• _Entries provided_:
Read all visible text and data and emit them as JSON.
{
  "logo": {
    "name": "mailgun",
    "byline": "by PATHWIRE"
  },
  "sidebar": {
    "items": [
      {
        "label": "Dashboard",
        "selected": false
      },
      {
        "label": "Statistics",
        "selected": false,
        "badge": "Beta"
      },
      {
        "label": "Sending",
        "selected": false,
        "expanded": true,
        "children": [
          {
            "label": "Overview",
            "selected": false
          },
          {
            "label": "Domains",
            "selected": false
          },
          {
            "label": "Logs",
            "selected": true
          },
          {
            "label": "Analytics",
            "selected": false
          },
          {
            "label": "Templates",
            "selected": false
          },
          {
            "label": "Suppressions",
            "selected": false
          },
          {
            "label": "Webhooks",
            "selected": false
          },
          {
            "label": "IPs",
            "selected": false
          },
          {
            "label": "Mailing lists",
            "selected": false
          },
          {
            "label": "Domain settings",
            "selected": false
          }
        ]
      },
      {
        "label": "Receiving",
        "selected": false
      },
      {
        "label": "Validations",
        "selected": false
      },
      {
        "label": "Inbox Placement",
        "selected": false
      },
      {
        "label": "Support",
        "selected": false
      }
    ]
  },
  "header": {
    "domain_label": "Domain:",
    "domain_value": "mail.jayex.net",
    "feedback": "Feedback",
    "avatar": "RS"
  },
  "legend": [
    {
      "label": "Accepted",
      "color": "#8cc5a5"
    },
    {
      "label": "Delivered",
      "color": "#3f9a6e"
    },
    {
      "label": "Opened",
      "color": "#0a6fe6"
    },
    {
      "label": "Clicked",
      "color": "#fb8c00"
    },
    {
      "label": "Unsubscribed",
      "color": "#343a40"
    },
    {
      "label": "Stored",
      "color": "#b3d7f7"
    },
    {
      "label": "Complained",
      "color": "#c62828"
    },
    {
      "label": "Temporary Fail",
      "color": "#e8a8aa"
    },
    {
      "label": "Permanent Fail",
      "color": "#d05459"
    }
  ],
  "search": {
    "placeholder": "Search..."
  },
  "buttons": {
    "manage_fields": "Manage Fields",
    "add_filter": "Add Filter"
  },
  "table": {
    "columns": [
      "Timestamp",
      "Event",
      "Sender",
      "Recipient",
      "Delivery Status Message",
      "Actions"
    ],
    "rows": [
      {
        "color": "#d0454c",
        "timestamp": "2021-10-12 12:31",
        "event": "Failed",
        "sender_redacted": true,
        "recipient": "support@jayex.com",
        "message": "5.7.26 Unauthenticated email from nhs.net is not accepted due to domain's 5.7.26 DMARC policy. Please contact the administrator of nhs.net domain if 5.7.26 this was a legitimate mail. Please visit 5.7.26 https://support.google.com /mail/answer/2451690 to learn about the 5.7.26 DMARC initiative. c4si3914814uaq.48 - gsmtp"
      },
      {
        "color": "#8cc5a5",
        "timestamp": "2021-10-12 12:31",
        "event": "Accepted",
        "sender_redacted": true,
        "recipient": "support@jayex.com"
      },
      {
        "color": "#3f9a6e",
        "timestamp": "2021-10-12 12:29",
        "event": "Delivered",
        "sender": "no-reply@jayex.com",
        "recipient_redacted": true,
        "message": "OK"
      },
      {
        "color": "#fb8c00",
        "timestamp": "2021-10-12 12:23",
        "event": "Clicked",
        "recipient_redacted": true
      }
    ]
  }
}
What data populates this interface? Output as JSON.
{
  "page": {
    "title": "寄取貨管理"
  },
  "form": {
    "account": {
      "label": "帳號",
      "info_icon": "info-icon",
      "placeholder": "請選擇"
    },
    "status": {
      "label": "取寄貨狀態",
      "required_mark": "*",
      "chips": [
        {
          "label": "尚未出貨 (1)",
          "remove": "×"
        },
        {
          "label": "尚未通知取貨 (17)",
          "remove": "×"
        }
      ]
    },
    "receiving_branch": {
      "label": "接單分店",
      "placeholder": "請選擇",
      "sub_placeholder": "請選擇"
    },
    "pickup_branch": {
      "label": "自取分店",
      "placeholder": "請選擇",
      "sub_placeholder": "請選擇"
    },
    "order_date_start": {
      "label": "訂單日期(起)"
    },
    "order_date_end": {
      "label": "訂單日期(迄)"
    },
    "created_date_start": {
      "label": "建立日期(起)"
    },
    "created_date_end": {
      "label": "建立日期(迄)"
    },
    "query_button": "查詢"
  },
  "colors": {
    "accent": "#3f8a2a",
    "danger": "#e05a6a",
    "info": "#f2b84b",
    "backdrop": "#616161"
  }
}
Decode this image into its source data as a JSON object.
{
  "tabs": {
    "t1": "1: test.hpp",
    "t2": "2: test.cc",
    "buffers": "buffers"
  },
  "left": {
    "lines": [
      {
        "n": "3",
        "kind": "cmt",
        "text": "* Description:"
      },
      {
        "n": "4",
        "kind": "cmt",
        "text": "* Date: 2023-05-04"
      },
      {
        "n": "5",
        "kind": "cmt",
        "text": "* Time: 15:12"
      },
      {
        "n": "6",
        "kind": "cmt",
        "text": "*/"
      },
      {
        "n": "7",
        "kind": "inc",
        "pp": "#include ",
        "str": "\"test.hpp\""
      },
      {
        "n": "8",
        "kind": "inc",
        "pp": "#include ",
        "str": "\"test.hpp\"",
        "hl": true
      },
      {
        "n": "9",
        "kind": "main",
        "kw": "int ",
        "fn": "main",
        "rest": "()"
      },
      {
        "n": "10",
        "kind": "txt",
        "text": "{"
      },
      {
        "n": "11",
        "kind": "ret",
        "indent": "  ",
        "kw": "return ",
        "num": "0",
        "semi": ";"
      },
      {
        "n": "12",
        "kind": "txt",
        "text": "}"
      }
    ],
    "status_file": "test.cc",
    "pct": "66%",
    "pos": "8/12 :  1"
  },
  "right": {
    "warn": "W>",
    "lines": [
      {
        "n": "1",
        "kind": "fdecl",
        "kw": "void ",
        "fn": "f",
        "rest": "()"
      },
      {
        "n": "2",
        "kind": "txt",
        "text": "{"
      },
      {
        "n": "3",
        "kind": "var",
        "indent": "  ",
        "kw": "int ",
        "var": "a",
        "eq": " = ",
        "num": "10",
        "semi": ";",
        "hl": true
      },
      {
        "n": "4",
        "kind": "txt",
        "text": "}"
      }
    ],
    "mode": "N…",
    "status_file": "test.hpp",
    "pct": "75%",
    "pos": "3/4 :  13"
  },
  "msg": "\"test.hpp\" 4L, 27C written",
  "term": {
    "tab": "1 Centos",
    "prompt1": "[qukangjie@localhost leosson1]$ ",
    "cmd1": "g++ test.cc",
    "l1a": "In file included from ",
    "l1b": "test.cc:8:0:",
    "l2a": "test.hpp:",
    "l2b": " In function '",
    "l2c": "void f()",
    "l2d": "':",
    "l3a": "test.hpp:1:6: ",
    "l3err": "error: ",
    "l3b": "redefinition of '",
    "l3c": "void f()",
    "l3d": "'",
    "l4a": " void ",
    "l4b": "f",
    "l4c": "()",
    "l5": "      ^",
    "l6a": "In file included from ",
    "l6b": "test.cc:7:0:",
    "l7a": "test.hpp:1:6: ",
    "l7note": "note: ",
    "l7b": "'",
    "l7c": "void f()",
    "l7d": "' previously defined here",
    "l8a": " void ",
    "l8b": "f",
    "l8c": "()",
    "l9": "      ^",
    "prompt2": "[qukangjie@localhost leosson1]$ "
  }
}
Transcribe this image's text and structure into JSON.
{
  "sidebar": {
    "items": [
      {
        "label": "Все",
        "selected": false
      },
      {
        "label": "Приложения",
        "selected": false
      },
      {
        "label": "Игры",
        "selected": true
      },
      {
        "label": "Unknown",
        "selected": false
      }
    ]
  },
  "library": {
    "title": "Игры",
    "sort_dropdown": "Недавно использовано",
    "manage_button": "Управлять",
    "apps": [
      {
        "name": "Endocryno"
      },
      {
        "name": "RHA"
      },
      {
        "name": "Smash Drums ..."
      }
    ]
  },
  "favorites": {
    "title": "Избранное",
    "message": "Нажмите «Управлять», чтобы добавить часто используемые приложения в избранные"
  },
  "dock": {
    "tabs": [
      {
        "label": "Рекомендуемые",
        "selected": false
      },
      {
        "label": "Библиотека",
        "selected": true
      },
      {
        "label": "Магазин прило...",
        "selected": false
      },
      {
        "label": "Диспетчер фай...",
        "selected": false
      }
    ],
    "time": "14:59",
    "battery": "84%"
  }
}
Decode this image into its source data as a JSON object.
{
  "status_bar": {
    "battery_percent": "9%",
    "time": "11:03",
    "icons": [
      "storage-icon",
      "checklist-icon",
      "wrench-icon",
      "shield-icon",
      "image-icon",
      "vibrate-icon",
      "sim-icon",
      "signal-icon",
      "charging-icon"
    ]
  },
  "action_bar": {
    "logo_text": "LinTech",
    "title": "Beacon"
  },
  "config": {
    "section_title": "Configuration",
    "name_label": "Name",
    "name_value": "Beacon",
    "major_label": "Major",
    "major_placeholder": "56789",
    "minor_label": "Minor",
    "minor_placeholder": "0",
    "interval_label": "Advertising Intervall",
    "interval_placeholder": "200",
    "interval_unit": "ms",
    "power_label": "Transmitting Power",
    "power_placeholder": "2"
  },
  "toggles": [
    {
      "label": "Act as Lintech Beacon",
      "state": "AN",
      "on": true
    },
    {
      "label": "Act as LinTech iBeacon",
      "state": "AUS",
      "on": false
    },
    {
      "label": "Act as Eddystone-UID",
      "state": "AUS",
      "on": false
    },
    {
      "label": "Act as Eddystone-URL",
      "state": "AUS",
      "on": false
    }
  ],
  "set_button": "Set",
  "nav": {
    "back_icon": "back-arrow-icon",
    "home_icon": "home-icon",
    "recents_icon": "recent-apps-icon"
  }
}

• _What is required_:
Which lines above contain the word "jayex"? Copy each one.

• _Result of this task_:
    "domain_value": "mail.jayex.net",
        "recipient": "support@jayex.com",
        "recipient": "support@jayex.com"
        "sender": "no-reply@jayex.com",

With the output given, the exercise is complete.